_WHAT YOU WILL DO_
A verbatim copy of all entries is the expected output.

_GIVEN INFORMATION_
╭──
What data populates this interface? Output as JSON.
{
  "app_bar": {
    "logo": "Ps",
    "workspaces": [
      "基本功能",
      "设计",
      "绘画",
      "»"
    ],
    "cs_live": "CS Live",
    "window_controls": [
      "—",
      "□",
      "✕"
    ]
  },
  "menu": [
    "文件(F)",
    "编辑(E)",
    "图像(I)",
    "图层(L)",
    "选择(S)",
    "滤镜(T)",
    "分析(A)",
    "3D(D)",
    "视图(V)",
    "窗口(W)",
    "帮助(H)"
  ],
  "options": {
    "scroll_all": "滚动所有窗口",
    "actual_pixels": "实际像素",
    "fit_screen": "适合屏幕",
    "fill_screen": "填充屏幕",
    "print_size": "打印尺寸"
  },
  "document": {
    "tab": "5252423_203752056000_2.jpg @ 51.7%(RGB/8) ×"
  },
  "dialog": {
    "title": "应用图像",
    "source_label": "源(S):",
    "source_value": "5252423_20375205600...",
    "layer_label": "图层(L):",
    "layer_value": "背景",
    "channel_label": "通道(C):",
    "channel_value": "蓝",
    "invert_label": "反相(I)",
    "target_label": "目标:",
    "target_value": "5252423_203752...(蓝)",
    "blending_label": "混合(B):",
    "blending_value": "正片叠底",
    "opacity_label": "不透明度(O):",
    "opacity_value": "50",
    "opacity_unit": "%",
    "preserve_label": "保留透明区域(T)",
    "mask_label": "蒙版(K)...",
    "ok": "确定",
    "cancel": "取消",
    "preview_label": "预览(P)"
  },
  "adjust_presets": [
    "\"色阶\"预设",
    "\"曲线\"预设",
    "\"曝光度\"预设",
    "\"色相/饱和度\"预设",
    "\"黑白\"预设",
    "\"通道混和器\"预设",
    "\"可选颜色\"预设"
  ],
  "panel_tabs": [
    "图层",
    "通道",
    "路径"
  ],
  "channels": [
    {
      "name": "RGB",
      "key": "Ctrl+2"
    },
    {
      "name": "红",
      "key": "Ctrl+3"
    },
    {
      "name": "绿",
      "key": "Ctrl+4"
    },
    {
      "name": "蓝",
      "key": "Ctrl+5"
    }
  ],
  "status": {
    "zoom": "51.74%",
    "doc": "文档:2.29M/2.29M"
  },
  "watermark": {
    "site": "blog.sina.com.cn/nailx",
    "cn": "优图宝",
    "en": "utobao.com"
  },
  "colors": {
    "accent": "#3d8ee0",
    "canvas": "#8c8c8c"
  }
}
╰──
_RESULT OF THE EXERCISE_
What data populates this interface? Output as JSON.
{
  "app_bar": {
    "logo": "Ps",
    "workspaces": [
      "基本功能",
      "设计",
      "绘画",
      "»"
    ],
    "cs_live": "CS Live",
    "window_controls": [
      "—",
      "□",
      "✕"
    ]
  },
  "menu": [
    "文件(F)",
    "编辑(E)",
    "图像(I)",
    "图层(L)",
    "选择(S)",
    "滤镜(T)",
    "分析(A)",
    "3D(D)",
    "视图(V)",
    "窗口(W)",
    "帮助(H)"
  ],
  "options": {
    "scroll_all": "滚动所有窗口",
    "actual_pixels": "实际像素",
    "fit_screen": "适合屏幕",
    "fill_screen": "填充屏幕",
    "print_size": "打印尺寸"
  },
  "document": {
    "tab": "5252423_203752056000_2.jpg @ 51.7%(RGB/8) ×"
  },
  "dialog": {
    "title": "应用图像",
    "source_label": "源(S):",
    "source_value": "5252423_20375205600...",
    "layer_label": "图层(L):",
    "layer_value": "背景",
    "channel_label": "通道(C):",
    "channel_value": "蓝",
    "invert_label": "反相(I)",
    "target_label": "目标:",
    "target_value": "5252423_203752...(蓝)",
    "blending_label": "混合(B):",
    "blending_value": "正片叠底",
    "opacity_label": "不透明度(O):",
    "opacity_value": "50",
    "opacity_unit": "%",
    "preserve_label": "保留透明区域(T)",
    "mask_label": "蒙版(K)...",
    "ok": "确定",
    "cancel": "取消",
    "preview_label": "预览(P)"
  },
  "adjust_presets": [
    "\"色阶\"预设",
    "\"曲线\"预设",
    "\"曝光度\"预设",
    "\"色相/饱和度\"预设",
    "\"黑白\"预设",
    "\"通道混和器\"预设",
    "\"可选颜色\"预设"
  ],
  "panel_tabs": [
    "图层",
    "通道",
    "路径"
  ],
  "channels": [
    {
      "name": "RGB",
      "key": "Ctrl+2"
    },
    {
      "name": "红",
      "key": "Ctrl+3"
    },
    {
      "name": "绿",
      "key": "Ctrl+4"
    },
    {
      "name": "蓝",
      "key": "Ctrl+5"
    }
  ],
  "status": {
    "zoom": "51.74%",
    "doc": "文档:2.29M/2.29M"
  },
  "watermark": {
    "site": "blog.sina.com.cn/nailx",
    "cn": "优图宝",
    "en": "utobao.com"
  },
  "colors": {
    "accent": "#3d8ee0",
    "canvas": "#8c8c8c"
  }
}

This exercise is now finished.